Four Plead Guilty to Medicare Fraud Scheme
Print E-mail

In a $14 million Medicare fraud scheme, four people plead guilty to charges against them. The Department of Justice, the Department of Health and Human Services and the FBI announced the guilty pleas. Curtis Mallory, a 38-year-old patient recruiter, Theodore Haile, a 33-year-old patient recruiter, Maira Suleman, a 31-year-old office manager at Patient Choice and John Thomas, a 33-year-old physical therapist for All American and Patient Choice were charged.
Thomas admitted that he received payments for fabricating therapy documents for people who did not need and who did not receive services. The agencies billed Medicare for these non-existent services. 

Suleman, the data entry person at Patient Choice, managed data entered into the database. She designed systems to make it easy to enter fraudulent billing data into databases that are used to bill Medicare. She stated she also worked with physical therapists and recruiters to get pre-signed forms that therapists use to make up therapy visits. 

Mallory and Haile admitted to receiving payments — kickbacks — from the owners of All American and Patient Choice for every person they recruited. They then billed Medicare for unnecessary physical therapy services. Those services were never provided to those patients. 

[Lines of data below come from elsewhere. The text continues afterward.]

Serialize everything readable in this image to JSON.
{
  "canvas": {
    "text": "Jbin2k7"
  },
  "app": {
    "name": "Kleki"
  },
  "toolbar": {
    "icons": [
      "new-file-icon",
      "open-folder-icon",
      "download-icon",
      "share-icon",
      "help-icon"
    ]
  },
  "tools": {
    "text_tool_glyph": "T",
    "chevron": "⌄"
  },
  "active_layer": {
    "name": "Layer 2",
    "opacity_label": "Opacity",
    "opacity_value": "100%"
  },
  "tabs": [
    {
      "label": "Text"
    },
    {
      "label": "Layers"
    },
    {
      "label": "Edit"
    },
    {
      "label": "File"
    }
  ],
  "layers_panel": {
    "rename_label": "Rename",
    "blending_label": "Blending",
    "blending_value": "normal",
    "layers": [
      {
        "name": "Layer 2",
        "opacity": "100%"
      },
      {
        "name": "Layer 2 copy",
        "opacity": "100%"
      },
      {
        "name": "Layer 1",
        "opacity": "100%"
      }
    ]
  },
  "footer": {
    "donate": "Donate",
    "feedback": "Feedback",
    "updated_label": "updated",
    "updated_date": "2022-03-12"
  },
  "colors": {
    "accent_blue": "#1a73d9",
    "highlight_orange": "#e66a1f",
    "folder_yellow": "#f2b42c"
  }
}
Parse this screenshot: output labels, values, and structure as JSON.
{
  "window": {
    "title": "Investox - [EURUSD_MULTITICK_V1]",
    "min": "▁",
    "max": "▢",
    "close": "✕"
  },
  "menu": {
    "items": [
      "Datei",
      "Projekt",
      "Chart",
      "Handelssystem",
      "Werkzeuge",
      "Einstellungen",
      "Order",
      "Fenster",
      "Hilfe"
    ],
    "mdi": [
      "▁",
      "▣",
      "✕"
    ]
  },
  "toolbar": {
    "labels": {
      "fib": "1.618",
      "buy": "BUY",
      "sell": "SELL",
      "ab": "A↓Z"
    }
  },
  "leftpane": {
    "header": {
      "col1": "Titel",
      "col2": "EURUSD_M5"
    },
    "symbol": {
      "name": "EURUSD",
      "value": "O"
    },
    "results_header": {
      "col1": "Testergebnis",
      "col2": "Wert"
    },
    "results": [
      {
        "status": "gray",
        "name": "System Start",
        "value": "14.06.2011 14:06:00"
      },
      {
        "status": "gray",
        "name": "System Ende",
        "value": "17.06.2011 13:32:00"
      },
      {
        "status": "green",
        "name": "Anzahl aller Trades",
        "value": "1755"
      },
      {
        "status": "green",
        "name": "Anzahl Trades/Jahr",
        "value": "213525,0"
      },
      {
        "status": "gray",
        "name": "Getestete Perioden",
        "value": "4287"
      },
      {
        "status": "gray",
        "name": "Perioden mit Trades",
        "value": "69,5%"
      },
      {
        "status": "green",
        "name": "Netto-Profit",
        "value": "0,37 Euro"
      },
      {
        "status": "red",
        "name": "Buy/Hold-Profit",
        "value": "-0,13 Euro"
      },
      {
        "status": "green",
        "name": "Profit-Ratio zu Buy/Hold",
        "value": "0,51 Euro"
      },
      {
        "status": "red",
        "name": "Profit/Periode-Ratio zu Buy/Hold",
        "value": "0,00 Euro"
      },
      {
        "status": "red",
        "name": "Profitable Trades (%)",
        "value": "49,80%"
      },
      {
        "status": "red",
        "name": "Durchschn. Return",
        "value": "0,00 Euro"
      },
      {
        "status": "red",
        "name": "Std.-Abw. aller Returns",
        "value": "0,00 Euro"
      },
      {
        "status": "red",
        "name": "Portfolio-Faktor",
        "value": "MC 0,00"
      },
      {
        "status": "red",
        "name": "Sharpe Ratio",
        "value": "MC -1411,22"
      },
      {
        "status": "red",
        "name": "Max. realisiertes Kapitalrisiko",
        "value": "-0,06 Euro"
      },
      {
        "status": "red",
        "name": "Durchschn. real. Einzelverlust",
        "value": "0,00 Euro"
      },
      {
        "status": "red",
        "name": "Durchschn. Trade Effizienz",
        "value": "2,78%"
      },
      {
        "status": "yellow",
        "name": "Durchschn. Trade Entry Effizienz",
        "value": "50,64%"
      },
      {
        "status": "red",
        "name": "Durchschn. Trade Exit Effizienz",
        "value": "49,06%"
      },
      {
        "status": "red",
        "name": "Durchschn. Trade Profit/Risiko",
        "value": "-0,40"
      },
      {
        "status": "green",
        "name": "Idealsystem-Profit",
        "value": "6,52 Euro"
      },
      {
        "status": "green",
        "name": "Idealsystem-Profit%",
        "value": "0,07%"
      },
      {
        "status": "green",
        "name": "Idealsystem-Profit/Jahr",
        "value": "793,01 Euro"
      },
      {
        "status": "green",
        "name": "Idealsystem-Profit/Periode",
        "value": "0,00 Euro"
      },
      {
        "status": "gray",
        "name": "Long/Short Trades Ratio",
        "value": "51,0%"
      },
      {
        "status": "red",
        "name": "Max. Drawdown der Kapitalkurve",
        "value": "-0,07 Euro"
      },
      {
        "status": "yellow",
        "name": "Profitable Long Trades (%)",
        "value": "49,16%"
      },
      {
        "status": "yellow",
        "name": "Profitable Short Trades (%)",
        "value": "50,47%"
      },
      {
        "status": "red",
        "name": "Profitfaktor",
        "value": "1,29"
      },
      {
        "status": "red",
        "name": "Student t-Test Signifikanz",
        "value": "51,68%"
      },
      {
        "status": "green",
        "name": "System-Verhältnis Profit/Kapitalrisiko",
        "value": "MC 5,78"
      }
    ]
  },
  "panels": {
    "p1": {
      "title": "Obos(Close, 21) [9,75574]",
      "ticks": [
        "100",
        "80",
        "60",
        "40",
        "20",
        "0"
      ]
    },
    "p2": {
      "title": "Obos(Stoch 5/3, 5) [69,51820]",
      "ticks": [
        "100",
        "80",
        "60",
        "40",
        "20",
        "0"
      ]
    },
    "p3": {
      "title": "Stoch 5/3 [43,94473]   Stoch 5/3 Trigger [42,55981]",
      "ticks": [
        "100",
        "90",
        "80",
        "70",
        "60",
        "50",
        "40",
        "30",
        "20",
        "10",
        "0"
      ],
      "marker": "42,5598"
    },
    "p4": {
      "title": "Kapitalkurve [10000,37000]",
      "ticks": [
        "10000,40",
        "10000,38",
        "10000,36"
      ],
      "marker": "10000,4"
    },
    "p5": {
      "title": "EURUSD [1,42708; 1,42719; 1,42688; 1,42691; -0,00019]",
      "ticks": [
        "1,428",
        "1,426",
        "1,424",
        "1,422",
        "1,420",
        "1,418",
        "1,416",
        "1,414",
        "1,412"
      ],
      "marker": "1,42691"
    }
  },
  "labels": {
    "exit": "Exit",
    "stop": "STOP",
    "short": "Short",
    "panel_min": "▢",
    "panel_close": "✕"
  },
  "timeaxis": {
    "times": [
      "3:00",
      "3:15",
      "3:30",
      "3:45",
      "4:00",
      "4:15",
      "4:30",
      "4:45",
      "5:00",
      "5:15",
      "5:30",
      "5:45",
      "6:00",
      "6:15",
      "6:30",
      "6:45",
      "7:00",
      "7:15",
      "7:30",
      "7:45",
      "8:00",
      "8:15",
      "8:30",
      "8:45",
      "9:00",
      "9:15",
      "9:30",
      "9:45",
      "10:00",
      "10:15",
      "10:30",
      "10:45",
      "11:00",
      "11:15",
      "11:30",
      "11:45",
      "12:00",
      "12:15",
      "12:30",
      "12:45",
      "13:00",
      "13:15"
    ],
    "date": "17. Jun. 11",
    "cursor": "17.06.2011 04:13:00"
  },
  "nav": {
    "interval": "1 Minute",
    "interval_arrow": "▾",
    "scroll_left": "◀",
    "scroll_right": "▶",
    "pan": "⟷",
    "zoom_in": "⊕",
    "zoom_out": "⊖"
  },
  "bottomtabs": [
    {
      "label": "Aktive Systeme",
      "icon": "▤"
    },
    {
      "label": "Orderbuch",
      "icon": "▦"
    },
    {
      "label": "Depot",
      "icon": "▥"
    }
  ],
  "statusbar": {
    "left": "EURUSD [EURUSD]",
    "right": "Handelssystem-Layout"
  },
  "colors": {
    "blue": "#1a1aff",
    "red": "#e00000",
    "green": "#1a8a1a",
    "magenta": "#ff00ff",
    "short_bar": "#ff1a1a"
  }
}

In a separate case, authorities accused Gerald R. Funderburg, Jr., of using the Medicare information of 476 beneficiaries to bill Medicare for psychotherapy services. Funderburg used patient information without permission from the patients. The services were allegedly never provided, and if services were provided, they were not medically necessary. Funderburg admitted, according to court documents, that he used social workers’ information to claim the workers provided psychotherapy sessions. The social workers did not know Funderburg was using their names. 

Funderburg allegedly submitted 4,658 claims which totaled $3.3 million for fraudulent services. 

The strike force operations, created in March 2007, charged over 1,100 people who billed Medicare under false pretenses. HHS’s Centers for Medicare and Medicaid Services is now working with HHS-OIG to implement programs that increase accountability. 

Each defendant faces a $250,000 fine and up to 10 years in prison. Sentencing for Suleman, Thomas, Haile and Mallory is scheduled April 19, 2012. Funderburg’s sentencing is scheduled for June 8, 2012.

Report Medicare fraud here.

Help stop government waste and abuse, and get rewarded for your efforts. Our attorneys have significant experience representing healthcare industry whisteblowers. Complete the secure form on this page or call 1-800-581-1790 for a free no obligation consultation with a lawyer.